• [TASK ITEM]:
Look through the entries below and show every line containing the word "desc".

○ ○ ○ ○

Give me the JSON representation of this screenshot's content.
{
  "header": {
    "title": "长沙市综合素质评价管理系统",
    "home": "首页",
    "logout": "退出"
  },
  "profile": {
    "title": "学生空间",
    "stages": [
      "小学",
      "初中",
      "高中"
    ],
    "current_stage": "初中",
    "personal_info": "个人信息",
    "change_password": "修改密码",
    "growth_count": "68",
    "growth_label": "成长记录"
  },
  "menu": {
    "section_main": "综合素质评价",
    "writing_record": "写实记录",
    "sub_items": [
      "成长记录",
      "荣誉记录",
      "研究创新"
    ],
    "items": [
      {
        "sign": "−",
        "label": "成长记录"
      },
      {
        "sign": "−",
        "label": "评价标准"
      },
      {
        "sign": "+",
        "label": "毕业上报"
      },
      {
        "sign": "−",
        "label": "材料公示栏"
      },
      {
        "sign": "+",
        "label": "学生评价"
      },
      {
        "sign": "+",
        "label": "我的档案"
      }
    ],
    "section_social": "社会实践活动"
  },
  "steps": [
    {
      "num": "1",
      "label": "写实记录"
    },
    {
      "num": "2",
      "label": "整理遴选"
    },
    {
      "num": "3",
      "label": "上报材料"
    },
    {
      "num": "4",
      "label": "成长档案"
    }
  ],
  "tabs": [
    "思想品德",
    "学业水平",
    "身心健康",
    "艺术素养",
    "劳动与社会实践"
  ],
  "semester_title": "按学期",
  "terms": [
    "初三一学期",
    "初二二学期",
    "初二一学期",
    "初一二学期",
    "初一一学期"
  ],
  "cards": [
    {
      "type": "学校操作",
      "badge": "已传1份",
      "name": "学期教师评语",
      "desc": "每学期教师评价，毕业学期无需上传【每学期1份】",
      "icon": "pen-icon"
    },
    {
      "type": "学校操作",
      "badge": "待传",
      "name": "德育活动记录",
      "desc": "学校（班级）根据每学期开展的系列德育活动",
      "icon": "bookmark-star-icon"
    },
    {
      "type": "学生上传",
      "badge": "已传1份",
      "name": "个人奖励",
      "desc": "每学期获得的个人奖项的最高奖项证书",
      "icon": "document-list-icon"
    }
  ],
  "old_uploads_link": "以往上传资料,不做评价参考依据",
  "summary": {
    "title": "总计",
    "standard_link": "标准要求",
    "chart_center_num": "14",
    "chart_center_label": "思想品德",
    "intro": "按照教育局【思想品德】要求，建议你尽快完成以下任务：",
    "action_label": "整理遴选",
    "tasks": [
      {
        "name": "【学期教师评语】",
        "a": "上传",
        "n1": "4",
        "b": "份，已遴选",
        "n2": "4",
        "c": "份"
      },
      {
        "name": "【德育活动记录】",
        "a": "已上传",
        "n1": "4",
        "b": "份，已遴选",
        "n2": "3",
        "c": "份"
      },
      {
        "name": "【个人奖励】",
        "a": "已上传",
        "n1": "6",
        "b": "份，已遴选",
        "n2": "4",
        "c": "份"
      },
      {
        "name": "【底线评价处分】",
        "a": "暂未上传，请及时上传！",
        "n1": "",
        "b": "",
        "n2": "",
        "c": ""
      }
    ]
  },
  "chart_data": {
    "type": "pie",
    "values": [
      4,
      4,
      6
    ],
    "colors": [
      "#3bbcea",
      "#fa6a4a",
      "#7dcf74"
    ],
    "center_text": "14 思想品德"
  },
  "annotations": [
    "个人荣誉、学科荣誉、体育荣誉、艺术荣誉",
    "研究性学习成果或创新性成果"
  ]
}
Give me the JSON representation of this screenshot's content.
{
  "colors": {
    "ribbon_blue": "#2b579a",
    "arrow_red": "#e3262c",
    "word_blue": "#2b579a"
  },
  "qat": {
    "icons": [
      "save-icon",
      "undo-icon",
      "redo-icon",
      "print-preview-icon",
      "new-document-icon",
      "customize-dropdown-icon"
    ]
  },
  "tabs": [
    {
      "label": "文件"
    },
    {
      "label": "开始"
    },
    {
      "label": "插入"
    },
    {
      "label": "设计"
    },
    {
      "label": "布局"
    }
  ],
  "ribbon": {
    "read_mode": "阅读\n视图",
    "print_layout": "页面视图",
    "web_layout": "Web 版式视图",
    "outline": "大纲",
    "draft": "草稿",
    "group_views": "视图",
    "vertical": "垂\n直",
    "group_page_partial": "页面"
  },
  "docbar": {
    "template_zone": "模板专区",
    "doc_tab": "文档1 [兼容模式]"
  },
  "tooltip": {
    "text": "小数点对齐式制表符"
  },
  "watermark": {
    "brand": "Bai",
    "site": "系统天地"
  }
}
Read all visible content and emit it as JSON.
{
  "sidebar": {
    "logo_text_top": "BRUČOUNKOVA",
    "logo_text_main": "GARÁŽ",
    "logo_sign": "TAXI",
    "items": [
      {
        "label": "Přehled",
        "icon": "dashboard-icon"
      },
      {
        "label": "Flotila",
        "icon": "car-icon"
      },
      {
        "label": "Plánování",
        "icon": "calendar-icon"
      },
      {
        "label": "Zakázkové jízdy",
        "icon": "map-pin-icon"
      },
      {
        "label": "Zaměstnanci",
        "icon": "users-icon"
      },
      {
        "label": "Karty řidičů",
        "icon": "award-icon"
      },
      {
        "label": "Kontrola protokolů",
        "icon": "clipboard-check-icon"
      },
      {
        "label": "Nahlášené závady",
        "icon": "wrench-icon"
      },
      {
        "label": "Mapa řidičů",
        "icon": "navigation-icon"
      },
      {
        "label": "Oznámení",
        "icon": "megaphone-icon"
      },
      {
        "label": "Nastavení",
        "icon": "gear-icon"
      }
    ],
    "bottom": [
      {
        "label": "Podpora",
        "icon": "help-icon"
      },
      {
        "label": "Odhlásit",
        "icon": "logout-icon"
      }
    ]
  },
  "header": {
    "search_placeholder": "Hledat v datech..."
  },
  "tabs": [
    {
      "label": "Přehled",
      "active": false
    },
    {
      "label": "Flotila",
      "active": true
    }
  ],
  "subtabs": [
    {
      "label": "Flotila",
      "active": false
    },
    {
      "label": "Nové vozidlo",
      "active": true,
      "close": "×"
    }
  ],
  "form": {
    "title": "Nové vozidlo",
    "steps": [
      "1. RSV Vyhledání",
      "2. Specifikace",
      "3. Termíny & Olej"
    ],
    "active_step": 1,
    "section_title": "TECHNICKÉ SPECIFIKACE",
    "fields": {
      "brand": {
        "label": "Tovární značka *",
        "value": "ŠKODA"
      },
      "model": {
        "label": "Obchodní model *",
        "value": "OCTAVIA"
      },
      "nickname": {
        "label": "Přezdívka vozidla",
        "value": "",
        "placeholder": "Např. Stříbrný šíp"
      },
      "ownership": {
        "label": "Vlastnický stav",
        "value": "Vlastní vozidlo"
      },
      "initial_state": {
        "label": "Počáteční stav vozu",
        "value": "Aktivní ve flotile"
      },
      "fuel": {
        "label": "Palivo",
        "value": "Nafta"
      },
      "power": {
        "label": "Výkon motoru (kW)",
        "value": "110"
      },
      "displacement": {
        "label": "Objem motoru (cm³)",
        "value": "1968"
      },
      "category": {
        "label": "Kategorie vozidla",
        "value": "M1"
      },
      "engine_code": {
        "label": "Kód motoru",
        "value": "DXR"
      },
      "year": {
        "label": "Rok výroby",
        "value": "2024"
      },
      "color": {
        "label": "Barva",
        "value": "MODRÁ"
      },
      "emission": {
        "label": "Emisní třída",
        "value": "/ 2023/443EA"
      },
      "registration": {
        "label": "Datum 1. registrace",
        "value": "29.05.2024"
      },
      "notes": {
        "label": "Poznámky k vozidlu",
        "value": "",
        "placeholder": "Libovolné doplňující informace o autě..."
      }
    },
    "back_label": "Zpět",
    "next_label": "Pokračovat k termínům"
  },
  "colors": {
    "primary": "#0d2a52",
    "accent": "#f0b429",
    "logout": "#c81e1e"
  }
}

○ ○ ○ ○

• [YOUR RESPONSE]:
      "desc": "每学期教师评价，毕业学期无需上传【每学期1份】",
      "desc": "学校（班级）根据每学期开展的系列德育活动",
      "desc": "每学期获得的个人奖项的最高奖项证书",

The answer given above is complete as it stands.